Even for those who successfully negotiate all of these, sometimes familial responsibilities trump all of these, with students having to stop their studies to immediately get out into the workplace to start financially providing for the rest of the family.

It is a devastating cycle, a relentless tyranny of circumstance that imprisons those within it — and paradoxically makes a life in the gangs more attractive because it’s more achievable.

The best way to break this cycle is by giving people reason to hope; it doesn’t have to be grandiose schemes and speeches, but just the basic practice of humanity, listening and recognising. These families want to be heard.

There are countless others just like them in every city of this country, and they are all increasingly marginalised. They desperately need to be heard. And to hear them is to accept and lift your own humanity. As Maya Angelou repeated: “I am a human being. Nothing human can be alien to me” — a quote across the sweep of centuries from an African, Ternetius Afer, enslaved by the Romans in 150BC (“homo sum, humani nihil a me alienum puto”).

Broken promises

Once, every five years when we go through the electoral cycle, they have the faint flicker of hope that they do matter and that they are being heard. It must be intoxicating to stand in front of people who are so desperate for hope to give them just that from behind a microphone. It is something that our political leaders will have experienced week in and week out as they crisscrossed the country speaking to constituencies ahead of South Africa’s seventh general election on 29 May.

Read more in Daily Maverick: Elections Dashboard

But to give hope without following through is a greater travesty of Nelson Mandela’s legacy than even State Capture. The representatives that have been sworn in and, even more so, those appointed to positions of leadership and executive authority have a responsibility not to betray that hope.

We all deserve better, but the families of Eldos and Westbury — and the tens of thousands like them — deserve it so much more. As for the rest of us, there’s plenty we can do too. We can start by acknowledging the problem and recognising the people trapped within it, not ignoring them and retreating behind our locked doors in the suburbs.

If we truly want to be a nation, we have to stand as one, not a collection of different agendas buttressed by our prejudices and fears.

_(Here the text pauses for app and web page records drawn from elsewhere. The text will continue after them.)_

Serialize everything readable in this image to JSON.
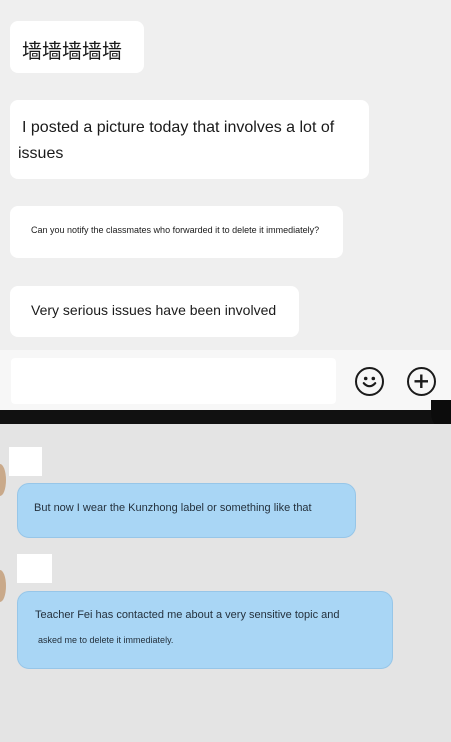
{
  "top_chat": {
    "messages": [
      {
        "text": "墙墙墙墙墙"
      },
      {
        "text": "I posted a picture today that involves a lot of issues"
      },
      {
        "text": "Can you notify the classmates who forwarded it to delete it immediately?"
      },
      {
        "text": "Very serious issues have been involved"
      }
    ],
    "input": {
      "placeholder": ""
    },
    "icons": {
      "emoji": "smiley-face-icon",
      "add": "plus-circle-icon"
    }
  },
  "bottom_chat": {
    "messages": [
      {
        "text": "But now I wear the Kunzhong label or something like that"
      },
      {
        "line1": "Teacher Fei has contacted me about a very sensitive topic and",
        "line2": "asked me to delete it immediately."
      }
    ]
  },
  "colors": {
    "top_background": "#efefef",
    "bottom_background": "#e4e4e4",
    "outgoing_bubble": "#a9d6f5",
    "incoming_bubble": "#ffffff",
    "divider": "#111111"
  }
}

Education is key, we have to redouble our efforts to lower the barriers to higher education where only 5% of school starters end up getting a degree within six years of leaving school, against 50% in the UK. Yet, most of all, we must lose our fear of failure that threatens to paralyse us by allowing us to think that because the challenge is so vast, there is nothing that we can do that will change it.

If anything is the original sin, it is that. Every little thing helps, especially if it is done with the right intention. As Mandela himself said, every journey looks impossible until it is done.

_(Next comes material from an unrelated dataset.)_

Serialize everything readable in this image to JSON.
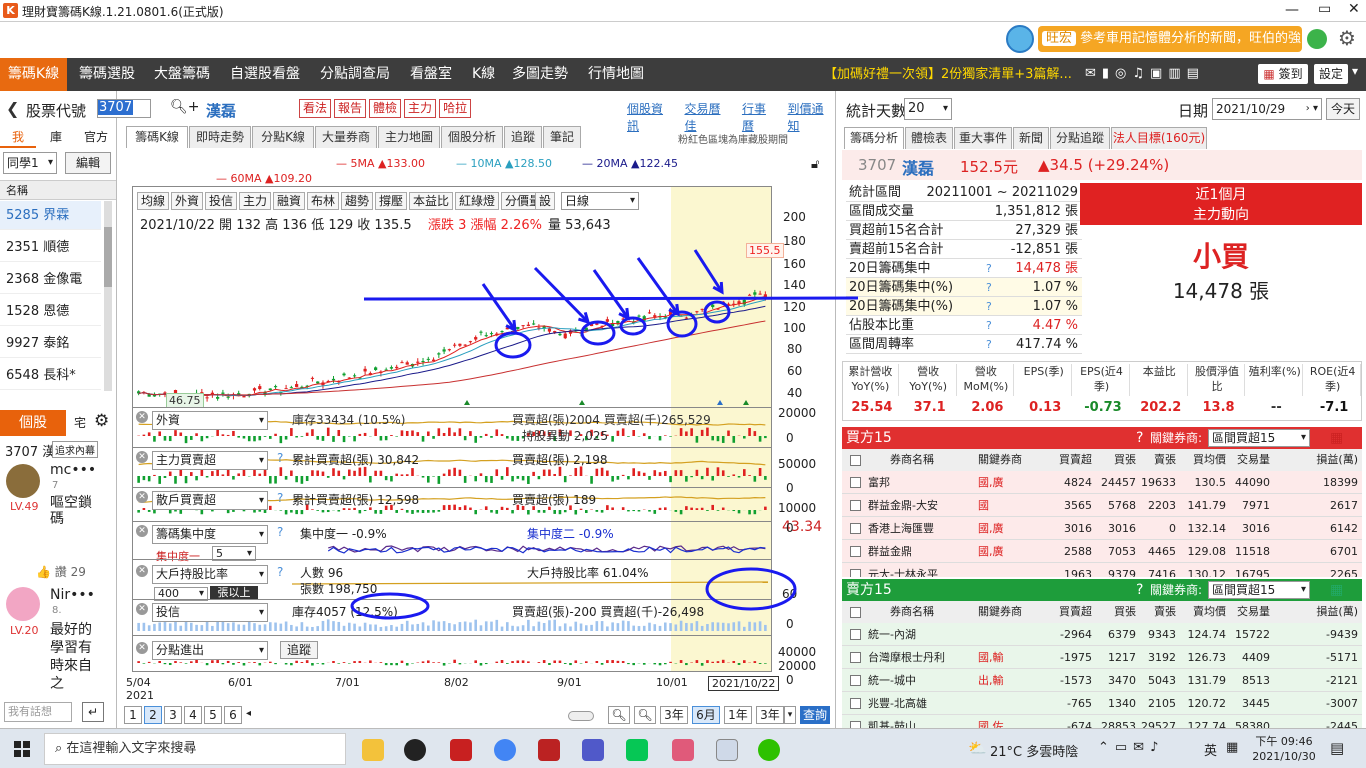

Perhaps even more pertinent is his reminder on the concept of failure and success. “I never fail,” he said. “I either win or I learn”. He added: “Do not judge me by my successes, judge me on how many times I fell down and how many times I got back up again.”

He was right as he was about so much else: failure is how we learn and how we ultimately succeed. The one thing that we dare not do is continue to fail those whom history has marginalised, by refusing to accept that the void which threatens them, threatens us just as much because we are all — ultimately — equally at risk.

And equally obliged to hope and act. DM


Comments - Please in order to comment.

  • Helen Swingler says:

    In the wake of an election, this goes deep. A chance to change hhe trajectory of Haier lives and feel hhdy have some agency. Some dignity. This is the heartland of our country that politicians ignore, they who take an oath to serve the people. The sense of ‘tragic optimism’ stirs me deeply.

Please peer review 3 community comments before your comment can be posted

MavericKids vol 3

How can a child learn to read if they don't have a book?

81% of South African children aged 10 can't read for meaning. You can help by pre-ordering a copy of MavericKids.

For every copy sold we will donate a copy to Gift of The Givers for children in need of reading support.